N2 - Most authors participate, reluctantly or enthusiastically, in a cycle of promotion, including book tours, literary festivals, interviews, and now social media. Some authors make regular use of Twitter to post updates about professional activities, comments on events in their everyday lives, news of readings, statements of opinions, photos, links, or retweets. This study examines tweets by 10 authors, using corpus linguistic tools to find stylistic patterns characteristic of the corpus as a whole or of individual authors. The article then looks at tweets by others that mention the authors or use quotations from the authors in new contexts, creating an online presence for authors whether they tweet themselves or not. Authors are subject to the same tension between ordinariness and specialness that others have noted with stars in music, television, film, or fashion. Literature, because of its assumed cultural position, and its production in private, has sometimes been seen as being apart from and opposed to the cultural system of celebrity and promotion. But this cultural position also means the ordinariness of authors is treated as surprising and interesting, while the specialness makes them available to all as oracles.

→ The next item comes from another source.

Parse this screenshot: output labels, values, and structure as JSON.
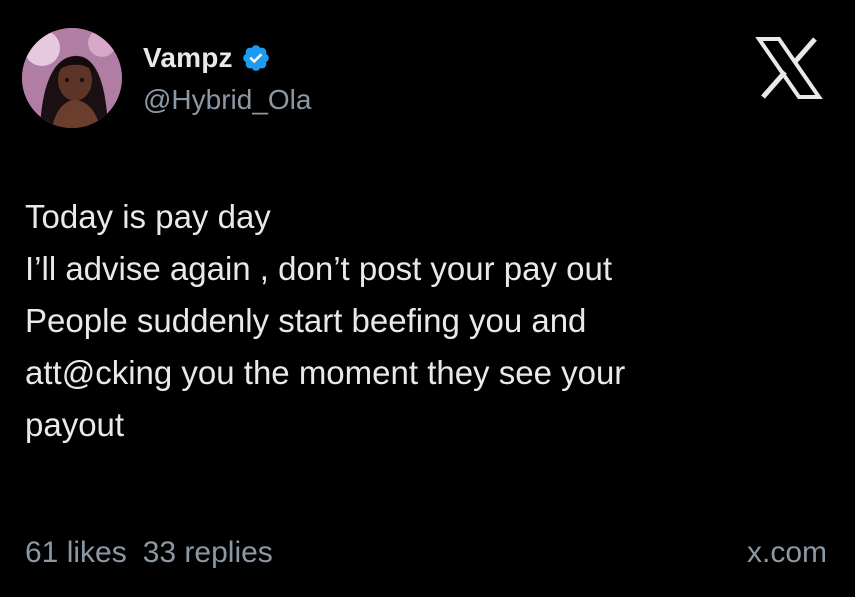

AB - Most authors participate, reluctantly or enthusiastically, in a cycle of promotion, including book tours, literary festivals, interviews, and now social media. Some authors make regular use of Twitter to post updates about professional activities, comments on events in their everyday lives, news of readings, statements of opinions, photos, links, or retweets. This study examines tweets by 10 authors, using corpus linguistic tools to find stylistic patterns characteristic of the corpus as a whole or of individual authors. The article then looks at tweets by others that mention the authors or use quotations from the authors in new contexts, creating an online presence for authors whether they tweet themselves or not. Authors are subject to the same tension between ordinariness and specialness that others have noted with stars in music, television, film, or fashion. Literature, because of its assumed cultural position, and its production in private, has sometimes been seen as being apart from and opposed to the cultural system of celebrity and promotion. But this cultural position also means the ordinariness of authors is treated as surprising and interesting, while the specialness makes them available to all as oracles.

KW - celebrity

KW - authorship

KW - everyday life

KW - singularity

KW - quotation

KW - Twitter

U2 - 10.1080/19392397.2016.1233708

DO - 10.1080/19392397.2016.1233708

M3 - Journal article

VL - 7

SP - 476

EP - 492

JO - Celebrity Studies

JF - Celebrity Studies

SN - 1939-2397

IS - 4

ER -